South Dakota State University students in the Animal Science Department presented research and competed in the academic quadrathlon at the American Society of Animal Science Midwest Section meetings in Omaha, Nebraska, March 2-4. Madison Kovarna, a junior animal science major from Merrill, Iowa, won her division in the Undergraduate Research Poster Competition. The academic quadrathlon team placed in the top three in several divisions of the contest.
Kovarna presented a poster about her undergraduate research project titled, “Factors associated with birthing interval and total farrowing duration in sows and gilts within a production setting.” Kovarna worked with assistant professor Crystal Levesque on the project.
The purpose of their research was to evaluate the current farrowing protocol of sleeving, or manually checking a sow or gilt in active labor if the time between two piglets being born is longer than 20 minutes and to continue manually checking every 20 minutes until another piglet is born. She started working on the project in August 2019.
“We collected data about farrowing times of 80 litters from previous sow research projects and took a new spin on analyzing the data that was provided,” Kovarna said. “We analyzed total farrowing duration and birth interval and focused on four factors that could affect those times: feed intake time prior to farrowing, parity of the sow (how many litters she has had), litter size and piglet birth order. We found that of the four factors, the two that had statistical differences were litter size and piglet birth order.”
The litter size and piglet birth order had a significant effect on birth interval. Sows and gilts with larger litters had a shorter average interval between piglets being born. Piglets born first through fourth and after thirteenth had the longest interval between each piglet being born at close to an average of 30 minutes. Common industry assumption is an average of 20 minutes between each piglet being born. The piglets born fifth through twelfth averaged around 20 minutes between each piglet being born.

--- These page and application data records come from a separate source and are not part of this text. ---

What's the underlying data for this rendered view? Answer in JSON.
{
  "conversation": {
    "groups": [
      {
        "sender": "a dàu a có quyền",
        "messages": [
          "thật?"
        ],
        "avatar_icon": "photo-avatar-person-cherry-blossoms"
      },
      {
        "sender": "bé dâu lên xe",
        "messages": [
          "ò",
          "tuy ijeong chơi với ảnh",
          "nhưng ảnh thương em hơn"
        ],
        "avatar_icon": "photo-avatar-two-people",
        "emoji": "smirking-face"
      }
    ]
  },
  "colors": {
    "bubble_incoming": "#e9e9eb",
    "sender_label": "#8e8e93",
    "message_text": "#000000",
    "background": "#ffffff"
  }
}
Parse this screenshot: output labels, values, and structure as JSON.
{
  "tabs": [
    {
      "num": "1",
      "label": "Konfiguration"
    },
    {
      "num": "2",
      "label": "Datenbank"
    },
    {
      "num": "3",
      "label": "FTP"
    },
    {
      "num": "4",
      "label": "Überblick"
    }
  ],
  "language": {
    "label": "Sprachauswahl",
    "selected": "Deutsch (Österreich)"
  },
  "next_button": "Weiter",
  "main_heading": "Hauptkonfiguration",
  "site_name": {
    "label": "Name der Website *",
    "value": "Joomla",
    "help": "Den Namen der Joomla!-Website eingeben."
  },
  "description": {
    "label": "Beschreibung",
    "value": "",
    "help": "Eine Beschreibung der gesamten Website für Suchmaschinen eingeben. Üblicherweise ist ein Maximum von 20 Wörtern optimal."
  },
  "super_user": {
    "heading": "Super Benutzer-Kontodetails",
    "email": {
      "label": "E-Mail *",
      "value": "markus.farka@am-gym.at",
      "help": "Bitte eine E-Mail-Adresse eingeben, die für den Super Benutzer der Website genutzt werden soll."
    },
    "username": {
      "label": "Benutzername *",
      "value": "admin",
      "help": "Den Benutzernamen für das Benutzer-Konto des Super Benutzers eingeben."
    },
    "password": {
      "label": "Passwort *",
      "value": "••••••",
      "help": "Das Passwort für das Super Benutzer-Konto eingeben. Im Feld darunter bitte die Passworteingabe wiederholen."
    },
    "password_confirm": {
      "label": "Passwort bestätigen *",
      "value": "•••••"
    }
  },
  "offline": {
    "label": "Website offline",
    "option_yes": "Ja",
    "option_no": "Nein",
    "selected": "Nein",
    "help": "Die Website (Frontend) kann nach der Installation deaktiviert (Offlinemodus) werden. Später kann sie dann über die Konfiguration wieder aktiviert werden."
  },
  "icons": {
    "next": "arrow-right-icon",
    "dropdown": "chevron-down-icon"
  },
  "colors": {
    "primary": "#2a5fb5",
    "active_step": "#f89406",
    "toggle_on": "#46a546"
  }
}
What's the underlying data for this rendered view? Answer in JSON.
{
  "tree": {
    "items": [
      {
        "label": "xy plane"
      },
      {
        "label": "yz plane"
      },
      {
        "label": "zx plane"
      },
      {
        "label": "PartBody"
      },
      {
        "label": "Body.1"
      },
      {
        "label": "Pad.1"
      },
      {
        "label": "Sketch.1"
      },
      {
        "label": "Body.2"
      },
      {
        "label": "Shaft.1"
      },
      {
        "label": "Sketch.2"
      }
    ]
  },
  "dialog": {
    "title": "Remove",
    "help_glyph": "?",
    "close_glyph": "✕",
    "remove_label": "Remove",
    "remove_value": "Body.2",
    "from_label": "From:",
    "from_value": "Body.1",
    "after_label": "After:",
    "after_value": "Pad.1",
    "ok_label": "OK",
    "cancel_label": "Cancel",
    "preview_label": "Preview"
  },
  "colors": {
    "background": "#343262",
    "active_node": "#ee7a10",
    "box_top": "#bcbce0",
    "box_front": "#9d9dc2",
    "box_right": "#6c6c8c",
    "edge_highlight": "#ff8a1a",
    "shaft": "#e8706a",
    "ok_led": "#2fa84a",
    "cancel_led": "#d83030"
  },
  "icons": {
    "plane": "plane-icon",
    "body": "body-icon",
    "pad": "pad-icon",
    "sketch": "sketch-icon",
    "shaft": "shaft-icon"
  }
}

Their research showed the four factors did not significantly impact farrowing duration, however they found that parity two and three sows were the most efficient during the birthing process, parity four and five sows were the least efficient, and parity zero and one sows and gilts fell between them.
“We concluded that sleeving protocols need to be revised with consideration for piglet birth order in which there is longer time between sleeving events, particularly for the first few piglets and after thirteen piglets,” Kovarna said.
Kovarna got involved with undergraduate research when her lab instructor in the Introduction to Animal Science course asked if she wanted to be an undergraduate assistant in the swine nutrition lab.
“From there I started analyzing a feed diet and slowly have become more involved with other projects and have conducted two as an undergraduate researcher,” Kovarna said. “I give undergraduate research credit for challenging me and allowing me to grow into a stronger student as well as a better individual. I have gained close relationships with many of the graduate students, faculty and industry specialists through working on projects and attending conferences. I have learned time management, verbal and written communication skills, and countless other skills.”
The academic quadrathlon team competed against 12 teams from other universities across the Upper Midwest and placed third in two of the four divisions that make up the regional contest. They placed third in the written exam and oral presentation divisions. The contest also included a lab practical and quiz bowl competition.
Team members included Sam Keating, sophomore animal science student from Winterset, Iowa; Logan Tesch, sophomore animal science student from Henderson, Minnesota; Madison Kovarna, junior animal science student from Merrill, Iowa; and Duncan Poindexter, sophomore animal science student from Greensboro, North Carolina.
“Competing in the academic quadrathlon was a great opportunity to talk to and learn from others that are in the same field of study,” Keating said.
The team qualified for the regional event by winning the local competition in which 19 teams participated.
The written exam covers disciplines of animal science including physiology, meat science, nutrition and breeding and genetics, and the team completes the exam together. For the oral presentation, each team is given 40 minutes to prepare a presentation after they select a topic from three possible topics related to animal agriculture. In the lab practical, the team demonstrates its ability to perform physical skills such as measuring heart rate on a horse, weighing and vaccinating a baby pig, and identifying meat processing equipment. The final division is a quiz bowl contest with questions on any topic relating to animal agriculture.
The participants were also able to attend presentations on current research in their areas of interest.